App and web page records:
********

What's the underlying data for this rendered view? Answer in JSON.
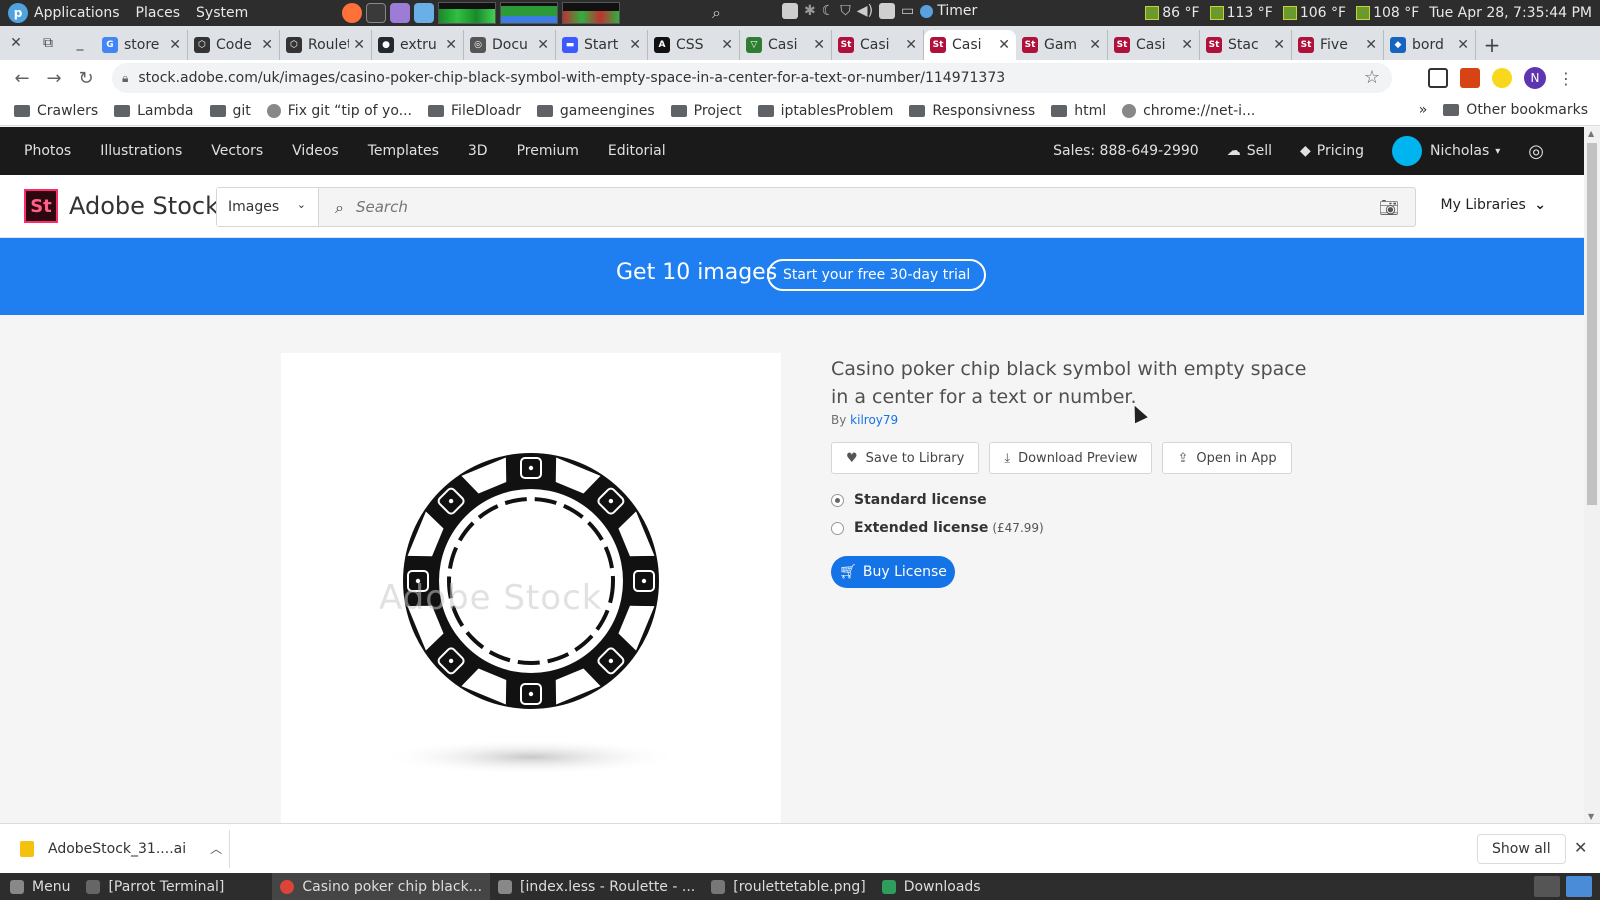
{
  "os": {
    "menu": [
      "Applications",
      "Places",
      "System"
    ],
    "timer_label": "Timer",
    "temps": [
      "86 °F",
      "113 °F",
      "106 °F",
      "108 °F"
    ],
    "clock": "Tue Apr 28, 7:35:44 PM"
  },
  "tabs": [
    {
      "label": "store",
      "color": "#4285f4",
      "glyph": "G"
    },
    {
      "label": "Code",
      "color": "#333333",
      "glyph": "⬡"
    },
    {
      "label": "Roulette",
      "color": "#333333",
      "glyph": "⬡"
    },
    {
      "label": "extru",
      "color": "#24292e",
      "glyph": "●"
    },
    {
      "label": "Docu",
      "color": "#555555",
      "glyph": "◎"
    },
    {
      "label": "Start",
      "color": "#3d5afe",
      "glyph": "▬"
    },
    {
      "label": "CSS",
      "color": "#111111",
      "glyph": "A"
    },
    {
      "label": "Casi",
      "color": "#2e7d32",
      "glyph": "▽"
    },
    {
      "label": "Casi",
      "color": "#b0103a",
      "glyph": "St"
    },
    {
      "label": "Casi",
      "color": "#b0103a",
      "glyph": "St",
      "active": true
    },
    {
      "label": "Gam",
      "color": "#b0103a",
      "glyph": "St"
    },
    {
      "label": "Casi",
      "color": "#b0103a",
      "glyph": "St"
    },
    {
      "label": "Stac",
      "color": "#b0103a",
      "glyph": "St"
    },
    {
      "label": "Five",
      "color": "#b0103a",
      "glyph": "St"
    },
    {
      "label": "bord",
      "color": "#1565c0",
      "glyph": "◆"
    }
  ],
  "address": {
    "url": "stock.adobe.com/uk/images/casino-poker-chip-black-symbol-with-empty-space-in-a-center-for-a-text-or-number/114971373",
    "avatar_letter": "N"
  },
  "bookmarks": [
    {
      "label": "Crawlers",
      "type": "folder"
    },
    {
      "label": "Lambda",
      "type": "folder"
    },
    {
      "label": "git",
      "type": "folder"
    },
    {
      "label": "Fix git “tip of yo...",
      "type": "page"
    },
    {
      "label": "FileDloadr",
      "type": "folder"
    },
    {
      "label": "gameengines",
      "type": "folder"
    },
    {
      "label": "Project",
      "type": "folder"
    },
    {
      "label": "iptablesProblem",
      "type": "folder"
    },
    {
      "label": "Responsivness",
      "type": "folder"
    },
    {
      "label": "html",
      "type": "folder"
    },
    {
      "label": "chrome://net-i...",
      "type": "page"
    }
  ],
  "bookmarks_more": "»",
  "bookmarks_other": "Other bookmarks",
  "site": {
    "nav": [
      "Photos",
      "Illustrations",
      "Vectors",
      "Videos",
      "Templates",
      "3D",
      "Premium",
      "Editorial"
    ],
    "sales": "Sales: 888-649-2990",
    "sell": "Sell",
    "pricing": "Pricing",
    "user": "Nicholas",
    "logo_mark": "St",
    "logo_text": "Adobe Stock",
    "search_type": "Images",
    "search_placeholder": "Search",
    "my_libraries": "My Libraries",
    "promo_text": "Get 10 images",
    "promo_button": "Start your free 30-day trial"
  },
  "asset": {
    "watermark": "Adobe Stock",
    "title": "Casino poker chip black symbol with empty space in a center for a text or number.",
    "by": "By",
    "author": "kilroy79",
    "actions": [
      "Save to Library",
      "Download Preview",
      "Open in App"
    ],
    "licenses": [
      {
        "label": "Standard license",
        "price": "",
        "selected": true
      },
      {
        "label": "Extended license",
        "price": "(£47.99)",
        "selected": false
      }
    ],
    "buy": "Buy License"
  },
  "downloads": {
    "file": "AdobeStock_31....ai",
    "show_all": "Show all"
  },
  "taskbar": [
    {
      "label": "Menu",
      "color": "#888888"
    },
    {
      "label": "[Parrot Terminal]",
      "color": "#666666"
    },
    {
      "label": "Casino poker chip black...",
      "color": "#db4437",
      "active": true
    },
    {
      "label": "[index.less - Roulette - ...",
      "color": "#888888"
    },
    {
      "label": "[roulettetable.png]",
      "color": "#777777"
    },
    {
      "label": "Downloads",
      "color": "#2e9d5e"
    }
  ]
}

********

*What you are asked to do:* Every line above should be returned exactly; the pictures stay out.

*Solution for this task:*
What's the underlying data for this rendered view? Answer in JSON.
{
  "os": {
    "menu": [
      "Applications",
      "Places",
      "System"
    ],
    "timer_label": "Timer",
    "temps": [
      "86 °F",
      "113 °F",
      "106 °F",
      "108 °F"
    ],
    "clock": "Tue Apr 28, 7:35:44 PM"
  },
  "tabs": [
    {
      "label": "store",
      "color": "#4285f4",
      "glyph": "G"
    },
    {
      "label": "Code",
      "color": "#333333",
      "glyph": "⬡"
    },
    {
      "label": "Roulette",
      "color": "#333333",
      "glyph": "⬡"
    },
    {
      "label": "extru",
      "color": "#24292e",
      "glyph": "●"
    },
    {
      "label": "Docu",
      "color": "#555555",
      "glyph": "◎"
    },
    {
      "label": "Start",
      "color": "#3d5afe",
      "glyph": "▬"
    },
    {
      "label": "CSS",
      "color": "#111111",
      "glyph": "A"
    },
    {
      "label": "Casi",
      "color": "#2e7d32",
      "glyph": "▽"
    },
    {
      "label": "Casi",
      "color": "#b0103a",
      "glyph": "St"
    },
    {
      "label": "Casi",
      "color": "#b0103a",
      "glyph": "St",
      "active": true
    },
    {
      "label": "Gam",
      "color": "#b0103a",
      "glyph": "St"
    },
    {
      "label": "Casi",
      "color": "#b0103a",
      "glyph": "St"
    },
    {
      "label": "Stac",
      "color": "#b0103a",
      "glyph": "St"
    },
    {
      "label": "Five",
      "color": "#b0103a",
      "glyph": "St"
    },
    {
      "label": "bord",
      "color": "#1565c0",
      "glyph": "◆"
    }
  ],
  "address": {
    "url": "stock.adobe.com/uk/images/casino-poker-chip-black-symbol-with-empty-space-in-a-center-for-a-text-or-number/114971373",
    "avatar_letter": "N"
  },
  "bookmarks": [
    {
      "label": "Crawlers",
      "type": "folder"
    },
    {
      "label": "Lambda",
      "type": "folder"
    },
    {
      "label": "git",
      "type": "folder"
    },
    {
      "label": "Fix git “tip of yo...",
      "type": "page"
    },
    {
      "label": "FileDloadr",
      "type": "folder"
    },
    {
      "label": "gameengines",
      "type": "folder"
    },
    {
      "label": "Project",
      "type": "folder"
    },
    {
      "label": "iptablesProblem",
      "type": "folder"
    },
    {
      "label": "Responsivness",
      "type": "folder"
    },
    {
      "label": "html",
      "type": "folder"
    },
    {
      "label": "chrome://net-i...",
      "type": "page"
    }
  ],
  "bookmarks_more": "»",
  "bookmarks_other": "Other bookmarks",
  "site": {
    "nav": [
      "Photos",
      "Illustrations",
      "Vectors",
      "Videos",
      "Templates",
      "3D",
      "Premium",
      "Editorial"
    ],
    "sales": "Sales: 888-649-2990",
    "sell": "Sell",
    "pricing": "Pricing",
    "user": "Nicholas",
    "logo_mark": "St",
    "logo_text": "Adobe Stock",
    "search_type": "Images",
    "search_placeholder": "Search",
    "my_libraries": "My Libraries",
    "promo_text": "Get 10 images",
    "promo_button": "Start your free 30-day trial"
  },
  "asset": {
    "watermark": "Adobe Stock",
    "title": "Casino poker chip black symbol with empty space in a center for a text or number.",
    "by": "By",
    "author": "kilroy79",
    "actions": [
      "Save to Library",
      "Download Preview",
      "Open in App"
    ],
    "licenses": [
      {
        "label": "Standard license",
        "price": "",
        "selected": true
      },
      {
        "label": "Extended license",
        "price": "(£47.99)",
        "selected": false
      }
    ],
    "buy": "Buy License"
  },
  "downloads": {
    "file": "AdobeStock_31....ai",
    "show_all": "Show all"
  },
  "taskbar": [
    {
      "label": "Menu",
      "color": "#888888"
    },
    {
      "label": "[Parrot Terminal]",
      "color": "#666666"
    },
    {
      "label": "Casino poker chip black...",
      "color": "#db4437",
      "active": true
    },
    {
      "label": "[index.less - Roulette - ...",
      "color": "#888888"
    },
    {
      "label": "[roulettetable.png]",
      "color": "#777777"
    },
    {
      "label": "Downloads",
      "color": "#2e9d5e"
    }
  ]
}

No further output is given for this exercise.